__DATASET EXTRACT__
● ● ● ● ●
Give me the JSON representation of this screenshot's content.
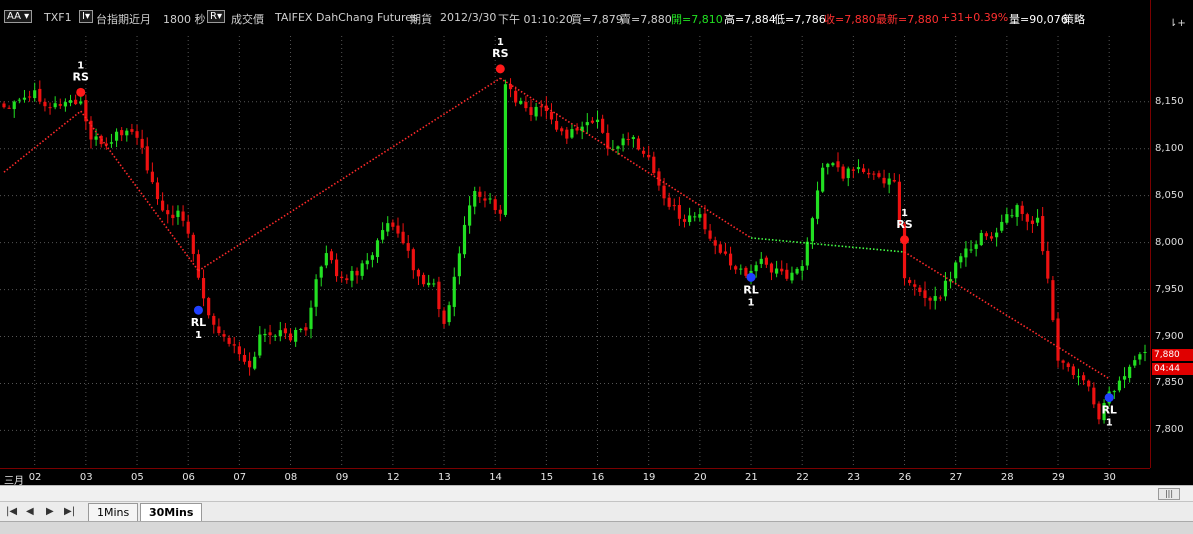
{
  "header": {
    "code_box": "AA",
    "symbol": "TXF1",
    "period_box": "I",
    "contract": "台指期近月",
    "interval": "1800 秒",
    "price_box": "R",
    "price_type": "成交價",
    "exchange": "TAIFEX",
    "broker": "DahChang Futures",
    "market": "期貨",
    "date": "2012/3/30",
    "time": "下午 01:10:20",
    "bid": "買=7,879",
    "ask": "賣=7,880",
    "open": "開=7,810",
    "high": "高=7,884",
    "low": "低=7,786",
    "close": "收=7,880",
    "latest": "最新=7,880",
    "change": "+31",
    "change_pct": "+0.39%",
    "volume": "量=90,076",
    "strategy": "策略"
  },
  "colors": {
    "up": "#22e022",
    "down": "#ee1111",
    "grid": "#555555",
    "trend_red": "#ff2a2a",
    "trend_green": "#44ff44",
    "marker_rs": "#ff1a1a",
    "marker_rl": "#2040ff"
  },
  "last_price_tag": {
    "price": "7,880",
    "change": "04:44"
  },
  "axis_icon": "⇂+",
  "tabs": [
    {
      "label": "1Mins",
      "active": false
    },
    {
      "label": "30Mins",
      "active": true
    }
  ],
  "nav_icons": [
    "first-icon",
    "prev-icon",
    "next-icon",
    "last-icon"
  ],
  "chart_data": {
    "type": "candlestick",
    "ylim": [
      7760,
      8220
    ],
    "yticks": [
      {
        "value": 8150,
        "label": "8,150"
      },
      {
        "value": 8100,
        "label": "8,100"
      },
      {
        "value": 8050,
        "label": "8,050"
      },
      {
        "value": 8000,
        "label": "8,000"
      },
      {
        "value": 7950,
        "label": "7,950"
      },
      {
        "value": 7900,
        "label": "7,900"
      },
      {
        "value": 7850,
        "label": "7,850"
      },
      {
        "value": 7800,
        "label": "7,800"
      }
    ],
    "xticks": [
      {
        "index": 0,
        "label": "三月"
      },
      {
        "index": 6,
        "label": "02"
      },
      {
        "index": 16,
        "label": "03"
      },
      {
        "index": 26,
        "label": "05"
      },
      {
        "index": 36,
        "label": "06"
      },
      {
        "index": 46,
        "label": "07"
      },
      {
        "index": 56,
        "label": "08"
      },
      {
        "index": 66,
        "label": "09"
      },
      {
        "index": 76,
        "label": "12"
      },
      {
        "index": 86,
        "label": "13"
      },
      {
        "index": 96,
        "label": "14"
      },
      {
        "index": 106,
        "label": "15"
      },
      {
        "index": 116,
        "label": "16"
      },
      {
        "index": 126,
        "label": "19"
      },
      {
        "index": 136,
        "label": "20"
      },
      {
        "index": 146,
        "label": "21"
      },
      {
        "index": 156,
        "label": "22"
      },
      {
        "index": 166,
        "label": "23"
      },
      {
        "index": 176,
        "label": "26"
      },
      {
        "index": 186,
        "label": "27"
      },
      {
        "index": 196,
        "label": "28"
      },
      {
        "index": 206,
        "label": "29"
      },
      {
        "index": 216,
        "label": "30"
      }
    ],
    "anchors": [
      [
        0,
        8145
      ],
      [
        3,
        8155
      ],
      [
        6,
        8160
      ],
      [
        9,
        8145
      ],
      [
        12,
        8150
      ],
      [
        15,
        8150
      ],
      [
        17,
        8110
      ],
      [
        20,
        8105
      ],
      [
        22,
        8115
      ],
      [
        25,
        8120
      ],
      [
        27,
        8100
      ],
      [
        29,
        8060
      ],
      [
        31,
        8030
      ],
      [
        34,
        8030
      ],
      [
        36,
        8010
      ],
      [
        38,
        7965
      ],
      [
        40,
        7925
      ],
      [
        42,
        7905
      ],
      [
        44,
        7895
      ],
      [
        46,
        7880
      ],
      [
        48,
        7865
      ],
      [
        50,
        7900
      ],
      [
        53,
        7905
      ],
      [
        56,
        7900
      ],
      [
        59,
        7910
      ],
      [
        61,
        7960
      ],
      [
        63,
        7985
      ],
      [
        66,
        7960
      ],
      [
        69,
        7970
      ],
      [
        72,
        7990
      ],
      [
        75,
        8020
      ],
      [
        77,
        8005
      ],
      [
        79,
        7990
      ],
      [
        81,
        7960
      ],
      [
        84,
        7955
      ],
      [
        86,
        7910
      ],
      [
        88,
        7960
      ],
      [
        90,
        8020
      ],
      [
        92,
        8055
      ],
      [
        95,
        8045
      ],
      [
        97,
        8030
      ],
      [
        98,
        8170
      ],
      [
        100,
        8150
      ],
      [
        103,
        8140
      ],
      [
        106,
        8145
      ],
      [
        108,
        8120
      ],
      [
        110,
        8115
      ],
      [
        113,
        8125
      ],
      [
        116,
        8130
      ],
      [
        118,
        8100
      ],
      [
        120,
        8105
      ],
      [
        123,
        8110
      ],
      [
        126,
        8090
      ],
      [
        128,
        8060
      ],
      [
        130,
        8040
      ],
      [
        133,
        8025
      ],
      [
        136,
        8030
      ],
      [
        138,
        8000
      ],
      [
        140,
        7990
      ],
      [
        143,
        7975
      ],
      [
        146,
        7965
      ],
      [
        148,
        7985
      ],
      [
        150,
        7970
      ],
      [
        153,
        7965
      ],
      [
        156,
        7975
      ],
      [
        158,
        8030
      ],
      [
        160,
        8075
      ],
      [
        162,
        8085
      ],
      [
        164,
        8070
      ],
      [
        166,
        8080
      ],
      [
        168,
        8075
      ],
      [
        170,
        8070
      ],
      [
        172,
        8065
      ],
      [
        174,
        8070
      ],
      [
        176,
        7960
      ],
      [
        178,
        7950
      ],
      [
        181,
        7940
      ],
      [
        183,
        7945
      ],
      [
        185,
        7965
      ],
      [
        187,
        7990
      ],
      [
        189,
        7995
      ],
      [
        191,
        8010
      ],
      [
        193,
        8005
      ],
      [
        196,
        8030
      ],
      [
        198,
        8035
      ],
      [
        200,
        8020
      ],
      [
        202,
        8025
      ],
      [
        204,
        7960
      ],
      [
        206,
        7875
      ],
      [
        208,
        7865
      ],
      [
        210,
        7855
      ],
      [
        212,
        7845
      ],
      [
        214,
        7815
      ],
      [
        216,
        7840
      ],
      [
        218,
        7850
      ],
      [
        220,
        7870
      ],
      [
        222,
        7880
      ]
    ],
    "trend_lines": [
      {
        "color": "red",
        "points": [
          [
            0,
            8075
          ],
          [
            15,
            8140
          ]
        ]
      },
      {
        "color": "red",
        "points": [
          [
            15,
            8140
          ],
          [
            38,
            7970
          ]
        ]
      },
      {
        "color": "red",
        "points": [
          [
            38,
            7970
          ],
          [
            97,
            8175
          ]
        ]
      },
      {
        "color": "red",
        "points": [
          [
            97,
            8175
          ],
          [
            146,
            8005
          ]
        ]
      },
      {
        "color": "green",
        "points": [
          [
            146,
            8005
          ],
          [
            176,
            7990
          ]
        ]
      },
      {
        "color": "red",
        "points": [
          [
            176,
            7990
          ],
          [
            216,
            7855
          ]
        ]
      }
    ],
    "signals": [
      {
        "type": "RS",
        "count": "1",
        "index": 15,
        "price": 8160
      },
      {
        "type": "RL",
        "count": "1",
        "index": 38,
        "price": 7928
      },
      {
        "type": "RS",
        "count": "1",
        "index": 97,
        "price": 8185
      },
      {
        "type": "RL",
        "count": "1",
        "index": 146,
        "price": 7963
      },
      {
        "type": "RS",
        "count": "1",
        "index": 176,
        "price": 8003
      },
      {
        "type": "RL",
        "count": "1",
        "index": 216,
        "price": 7835
      }
    ]
  }
}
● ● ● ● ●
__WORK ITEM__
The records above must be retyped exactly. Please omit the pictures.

__TASK RESULT__
Give me the JSON representation of this screenshot's content.
{
  "header": {
    "code_box": "AA",
    "symbol": "TXF1",
    "period_box": "I",
    "contract": "台指期近月",
    "interval": "1800 秒",
    "price_box": "R",
    "price_type": "成交價",
    "exchange": "TAIFEX",
    "broker": "DahChang Futures",
    "market": "期貨",
    "date": "2012/3/30",
    "time": "下午 01:10:20",
    "bid": "買=7,879",
    "ask": "賣=7,880",
    "open": "開=7,810",
    "high": "高=7,884",
    "low": "低=7,786",
    "close": "收=7,880",
    "latest": "最新=7,880",
    "change": "+31",
    "change_pct": "+0.39%",
    "volume": "量=90,076",
    "strategy": "策略"
  },
  "colors": {
    "up": "#22e022",
    "down": "#ee1111",
    "grid": "#555555",
    "trend_red": "#ff2a2a",
    "trend_green": "#44ff44",
    "marker_rs": "#ff1a1a",
    "marker_rl": "#2040ff"
  },
  "last_price_tag": {
    "price": "7,880",
    "change": "04:44"
  },
  "axis_icon": "⇂+",
  "tabs": [
    {
      "label": "1Mins",
      "active": false
    },
    {
      "label": "30Mins",
      "active": true
    }
  ],
  "nav_icons": [
    "first-icon",
    "prev-icon",
    "next-icon",
    "last-icon"
  ],
  "chart_data": {
    "type": "candlestick",
    "ylim": [
      7760,
      8220
    ],
    "yticks": [
      {
        "value": 8150,
        "label": "8,150"
      },
      {
        "value": 8100,
        "label": "8,100"
      },
      {
        "value": 8050,
        "label": "8,050"
      },
      {
        "value": 8000,
        "label": "8,000"
      },
      {
        "value": 7950,
        "label": "7,950"
      },
      {
        "value": 7900,
        "label": "7,900"
      },
      {
        "value": 7850,
        "label": "7,850"
      },
      {
        "value": 7800,
        "label": "7,800"
      }
    ],
    "xticks": [
      {
        "index": 0,
        "label": "三月"
      },
      {
        "index": 6,
        "label": "02"
      },
      {
        "index": 16,
        "label": "03"
      },
      {
        "index": 26,
        "label": "05"
      },
      {
        "index": 36,
        "label": "06"
      },
      {
        "index": 46,
        "label": "07"
      },
      {
        "index": 56,
        "label": "08"
      },
      {
        "index": 66,
        "label": "09"
      },
      {
        "index": 76,
        "label": "12"
      },
      {
        "index": 86,
        "label": "13"
      },
      {
        "index": 96,
        "label": "14"
      },
      {
        "index": 106,
        "label": "15"
      },
      {
        "index": 116,
        "label": "16"
      },
      {
        "index": 126,
        "label": "19"
      },
      {
        "index": 136,
        "label": "20"
      },
      {
        "index": 146,
        "label": "21"
      },
      {
        "index": 156,
        "label": "22"
      },
      {
        "index": 166,
        "label": "23"
      },
      {
        "index": 176,
        "label": "26"
      },
      {
        "index": 186,
        "label": "27"
      },
      {
        "index": 196,
        "label": "28"
      },
      {
        "index": 206,
        "label": "29"
      },
      {
        "index": 216,
        "label": "30"
      }
    ],
    "anchors": [
      [
        0,
        8145
      ],
      [
        3,
        8155
      ],
      [
        6,
        8160
      ],
      [
        9,
        8145
      ],
      [
        12,
        8150
      ],
      [
        15,
        8150
      ],
      [
        17,
        8110
      ],
      [
        20,
        8105
      ],
      [
        22,
        8115
      ],
      [
        25,
        8120
      ],
      [
        27,
        8100
      ],
      [
        29,
        8060
      ],
      [
        31,
        8030
      ],
      [
        34,
        8030
      ],
      [
        36,
        8010
      ],
      [
        38,
        7965
      ],
      [
        40,
        7925
      ],
      [
        42,
        7905
      ],
      [
        44,
        7895
      ],
      [
        46,
        7880
      ],
      [
        48,
        7865
      ],
      [
        50,
        7900
      ],
      [
        53,
        7905
      ],
      [
        56,
        7900
      ],
      [
        59,
        7910
      ],
      [
        61,
        7960
      ],
      [
        63,
        7985
      ],
      [
        66,
        7960
      ],
      [
        69,
        7970
      ],
      [
        72,
        7990
      ],
      [
        75,
        8020
      ],
      [
        77,
        8005
      ],
      [
        79,
        7990
      ],
      [
        81,
        7960
      ],
      [
        84,
        7955
      ],
      [
        86,
        7910
      ],
      [
        88,
        7960
      ],
      [
        90,
        8020
      ],
      [
        92,
        8055
      ],
      [
        95,
        8045
      ],
      [
        97,
        8030
      ],
      [
        98,
        8170
      ],
      [
        100,
        8150
      ],
      [
        103,
        8140
      ],
      [
        106,
        8145
      ],
      [
        108,
        8120
      ],
      [
        110,
        8115
      ],
      [
        113,
        8125
      ],
      [
        116,
        8130
      ],
      [
        118,
        8100
      ],
      [
        120,
        8105
      ],
      [
        123,
        8110
      ],
      [
        126,
        8090
      ],
      [
        128,
        8060
      ],
      [
        130,
        8040
      ],
      [
        133,
        8025
      ],
      [
        136,
        8030
      ],
      [
        138,
        8000
      ],
      [
        140,
        7990
      ],
      [
        143,
        7975
      ],
      [
        146,
        7965
      ],
      [
        148,
        7985
      ],
      [
        150,
        7970
      ],
      [
        153,
        7965
      ],
      [
        156,
        7975
      ],
      [
        158,
        8030
      ],
      [
        160,
        8075
      ],
      [
        162,
        8085
      ],
      [
        164,
        8070
      ],
      [
        166,
        8080
      ],
      [
        168,
        8075
      ],
      [
        170,
        8070
      ],
      [
        172,
        8065
      ],
      [
        174,
        8070
      ],
      [
        176,
        7960
      ],
      [
        178,
        7950
      ],
      [
        181,
        7940
      ],
      [
        183,
        7945
      ],
      [
        185,
        7965
      ],
      [
        187,
        7990
      ],
      [
        189,
        7995
      ],
      [
        191,
        8010
      ],
      [
        193,
        8005
      ],
      [
        196,
        8030
      ],
      [
        198,
        8035
      ],
      [
        200,
        8020
      ],
      [
        202,
        8025
      ],
      [
        204,
        7960
      ],
      [
        206,
        7875
      ],
      [
        208,
        7865
      ],
      [
        210,
        7855
      ],
      [
        212,
        7845
      ],
      [
        214,
        7815
      ],
      [
        216,
        7840
      ],
      [
        218,
        7850
      ],
      [
        220,
        7870
      ],
      [
        222,
        7880
      ]
    ],
    "trend_lines": [
      {
        "color": "red",
        "points": [
          [
            0,
            8075
          ],
          [
            15,
            8140
          ]
        ]
      },
      {
        "color": "red",
        "points": [
          [
            15,
            8140
          ],
          [
            38,
            7970
          ]
        ]
      },
      {
        "color": "red",
        "points": [
          [
            38,
            7970
          ],
          [
            97,
            8175
          ]
        ]
      },
      {
        "color": "red",
        "points": [
          [
            97,
            8175
          ],
          [
            146,
            8005
          ]
        ]
      },
      {
        "color": "green",
        "points": [
          [
            146,
            8005
          ],
          [
            176,
            7990
          ]
        ]
      },
      {
        "color": "red",
        "points": [
          [
            176,
            7990
          ],
          [
            216,
            7855
          ]
        ]
      }
    ],
    "signals": [
      {
        "type": "RS",
        "count": "1",
        "index": 15,
        "price": 8160
      },
      {
        "type": "RL",
        "count": "1",
        "index": 38,
        "price": 7928
      },
      {
        "type": "RS",
        "count": "1",
        "index": 97,
        "price": 8185
      },
      {
        "type": "RL",
        "count": "1",
        "index": 146,
        "price": 7963
      },
      {
        "type": "RS",
        "count": "1",
        "index": 176,
        "price": 8003
      },
      {
        "type": "RL",
        "count": "1",
        "index": 216,
        "price": 7835
      }
    ]
  }
}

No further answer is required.